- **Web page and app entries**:

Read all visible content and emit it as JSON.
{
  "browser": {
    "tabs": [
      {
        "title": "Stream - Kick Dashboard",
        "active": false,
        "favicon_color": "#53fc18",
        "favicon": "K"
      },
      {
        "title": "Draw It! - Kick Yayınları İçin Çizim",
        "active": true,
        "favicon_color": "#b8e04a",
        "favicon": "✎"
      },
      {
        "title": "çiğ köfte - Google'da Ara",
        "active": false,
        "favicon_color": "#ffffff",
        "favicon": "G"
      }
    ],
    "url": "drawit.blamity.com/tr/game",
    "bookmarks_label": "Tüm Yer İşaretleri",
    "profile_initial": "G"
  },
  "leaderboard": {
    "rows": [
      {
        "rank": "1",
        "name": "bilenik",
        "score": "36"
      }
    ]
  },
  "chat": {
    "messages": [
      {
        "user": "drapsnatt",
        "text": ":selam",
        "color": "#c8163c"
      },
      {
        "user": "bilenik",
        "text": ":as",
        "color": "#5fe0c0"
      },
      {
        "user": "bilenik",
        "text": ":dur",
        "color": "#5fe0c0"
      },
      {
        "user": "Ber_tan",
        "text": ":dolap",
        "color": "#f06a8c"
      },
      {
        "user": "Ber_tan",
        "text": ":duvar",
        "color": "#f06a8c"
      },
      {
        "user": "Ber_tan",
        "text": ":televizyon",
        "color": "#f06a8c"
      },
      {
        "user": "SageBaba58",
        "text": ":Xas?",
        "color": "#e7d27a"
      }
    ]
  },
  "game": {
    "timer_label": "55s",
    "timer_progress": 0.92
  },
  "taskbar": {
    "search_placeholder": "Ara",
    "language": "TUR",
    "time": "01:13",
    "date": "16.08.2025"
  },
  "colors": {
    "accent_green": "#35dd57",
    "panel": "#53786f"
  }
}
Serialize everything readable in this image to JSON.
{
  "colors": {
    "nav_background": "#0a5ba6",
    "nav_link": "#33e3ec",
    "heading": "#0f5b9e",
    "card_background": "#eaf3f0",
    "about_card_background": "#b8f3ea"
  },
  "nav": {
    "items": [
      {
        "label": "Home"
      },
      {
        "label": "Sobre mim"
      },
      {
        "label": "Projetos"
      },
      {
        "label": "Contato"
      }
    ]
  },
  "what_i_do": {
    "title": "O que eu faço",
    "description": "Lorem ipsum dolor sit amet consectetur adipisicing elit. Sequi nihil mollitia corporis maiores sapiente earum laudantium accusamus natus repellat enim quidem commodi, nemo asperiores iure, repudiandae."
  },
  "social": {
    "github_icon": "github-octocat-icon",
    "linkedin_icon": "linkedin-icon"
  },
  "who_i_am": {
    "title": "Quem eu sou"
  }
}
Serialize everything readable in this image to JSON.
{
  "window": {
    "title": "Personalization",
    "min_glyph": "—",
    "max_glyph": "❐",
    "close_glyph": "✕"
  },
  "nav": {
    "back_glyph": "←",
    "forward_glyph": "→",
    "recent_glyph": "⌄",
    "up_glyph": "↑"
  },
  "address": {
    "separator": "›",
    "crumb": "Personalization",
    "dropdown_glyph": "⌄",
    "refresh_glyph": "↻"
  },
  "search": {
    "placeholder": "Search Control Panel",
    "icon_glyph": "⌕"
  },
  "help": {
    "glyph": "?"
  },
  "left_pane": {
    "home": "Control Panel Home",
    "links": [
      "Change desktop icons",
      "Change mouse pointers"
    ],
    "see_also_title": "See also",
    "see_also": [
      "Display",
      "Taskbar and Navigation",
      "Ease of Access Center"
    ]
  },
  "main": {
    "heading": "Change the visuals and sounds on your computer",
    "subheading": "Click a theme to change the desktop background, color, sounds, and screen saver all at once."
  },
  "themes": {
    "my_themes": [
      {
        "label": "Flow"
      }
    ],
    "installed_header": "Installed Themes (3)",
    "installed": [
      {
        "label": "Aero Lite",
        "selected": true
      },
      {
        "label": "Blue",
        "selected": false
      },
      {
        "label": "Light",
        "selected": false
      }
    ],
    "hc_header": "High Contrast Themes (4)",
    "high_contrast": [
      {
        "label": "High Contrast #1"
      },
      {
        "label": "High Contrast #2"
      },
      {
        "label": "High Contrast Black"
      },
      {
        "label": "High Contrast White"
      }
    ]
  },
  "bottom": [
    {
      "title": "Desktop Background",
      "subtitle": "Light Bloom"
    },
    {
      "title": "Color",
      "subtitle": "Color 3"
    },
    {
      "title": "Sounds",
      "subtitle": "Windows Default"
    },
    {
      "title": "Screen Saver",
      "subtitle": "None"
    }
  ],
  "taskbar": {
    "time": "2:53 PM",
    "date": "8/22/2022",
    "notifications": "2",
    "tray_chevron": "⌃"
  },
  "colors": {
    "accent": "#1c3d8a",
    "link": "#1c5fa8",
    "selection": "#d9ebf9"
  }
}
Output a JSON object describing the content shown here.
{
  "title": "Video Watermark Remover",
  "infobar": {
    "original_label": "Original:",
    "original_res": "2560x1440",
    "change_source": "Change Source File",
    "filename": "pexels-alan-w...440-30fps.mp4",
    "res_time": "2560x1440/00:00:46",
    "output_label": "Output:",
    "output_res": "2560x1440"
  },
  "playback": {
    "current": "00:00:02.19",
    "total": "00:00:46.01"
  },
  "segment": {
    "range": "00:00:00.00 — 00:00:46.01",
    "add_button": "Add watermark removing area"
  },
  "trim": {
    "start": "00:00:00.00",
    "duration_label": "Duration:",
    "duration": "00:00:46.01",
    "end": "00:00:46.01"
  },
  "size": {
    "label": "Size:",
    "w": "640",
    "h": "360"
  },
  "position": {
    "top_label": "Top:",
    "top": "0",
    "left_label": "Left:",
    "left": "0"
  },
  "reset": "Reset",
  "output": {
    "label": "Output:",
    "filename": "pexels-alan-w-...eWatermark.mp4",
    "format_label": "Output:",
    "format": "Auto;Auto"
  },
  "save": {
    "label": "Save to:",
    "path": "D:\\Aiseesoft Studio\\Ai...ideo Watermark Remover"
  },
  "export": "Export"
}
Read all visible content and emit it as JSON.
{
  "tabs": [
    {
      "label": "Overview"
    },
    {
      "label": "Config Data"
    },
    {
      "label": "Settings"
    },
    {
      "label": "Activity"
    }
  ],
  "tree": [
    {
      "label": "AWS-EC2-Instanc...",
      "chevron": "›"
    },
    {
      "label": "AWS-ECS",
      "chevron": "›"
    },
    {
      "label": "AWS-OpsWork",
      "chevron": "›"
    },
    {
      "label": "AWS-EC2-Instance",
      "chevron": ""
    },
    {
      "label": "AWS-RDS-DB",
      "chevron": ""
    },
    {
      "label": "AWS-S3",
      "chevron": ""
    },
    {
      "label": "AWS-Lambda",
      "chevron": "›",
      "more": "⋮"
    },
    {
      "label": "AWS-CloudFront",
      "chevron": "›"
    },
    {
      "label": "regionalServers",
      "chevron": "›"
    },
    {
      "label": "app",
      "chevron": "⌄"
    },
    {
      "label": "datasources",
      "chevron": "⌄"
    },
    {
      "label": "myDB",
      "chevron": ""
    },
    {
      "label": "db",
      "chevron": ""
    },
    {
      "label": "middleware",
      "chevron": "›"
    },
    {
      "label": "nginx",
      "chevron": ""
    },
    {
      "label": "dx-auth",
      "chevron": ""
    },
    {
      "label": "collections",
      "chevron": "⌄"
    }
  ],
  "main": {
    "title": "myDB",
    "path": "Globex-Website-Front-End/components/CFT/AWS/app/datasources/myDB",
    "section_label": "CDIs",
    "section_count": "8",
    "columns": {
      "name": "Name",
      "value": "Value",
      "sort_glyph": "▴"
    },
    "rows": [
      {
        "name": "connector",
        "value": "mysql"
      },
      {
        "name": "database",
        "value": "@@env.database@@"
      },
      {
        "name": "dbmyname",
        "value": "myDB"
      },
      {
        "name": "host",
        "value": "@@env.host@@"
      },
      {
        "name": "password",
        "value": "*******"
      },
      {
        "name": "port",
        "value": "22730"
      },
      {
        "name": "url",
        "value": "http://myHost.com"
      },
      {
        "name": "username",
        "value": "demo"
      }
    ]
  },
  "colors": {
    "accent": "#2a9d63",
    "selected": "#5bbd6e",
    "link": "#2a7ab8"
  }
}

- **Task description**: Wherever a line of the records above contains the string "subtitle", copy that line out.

- **Output of the exercise**:
      "subtitle": "Light Bloom"
      "subtitle": "Color 3"
      "subtitle": "Windows Default"
      "subtitle": "None"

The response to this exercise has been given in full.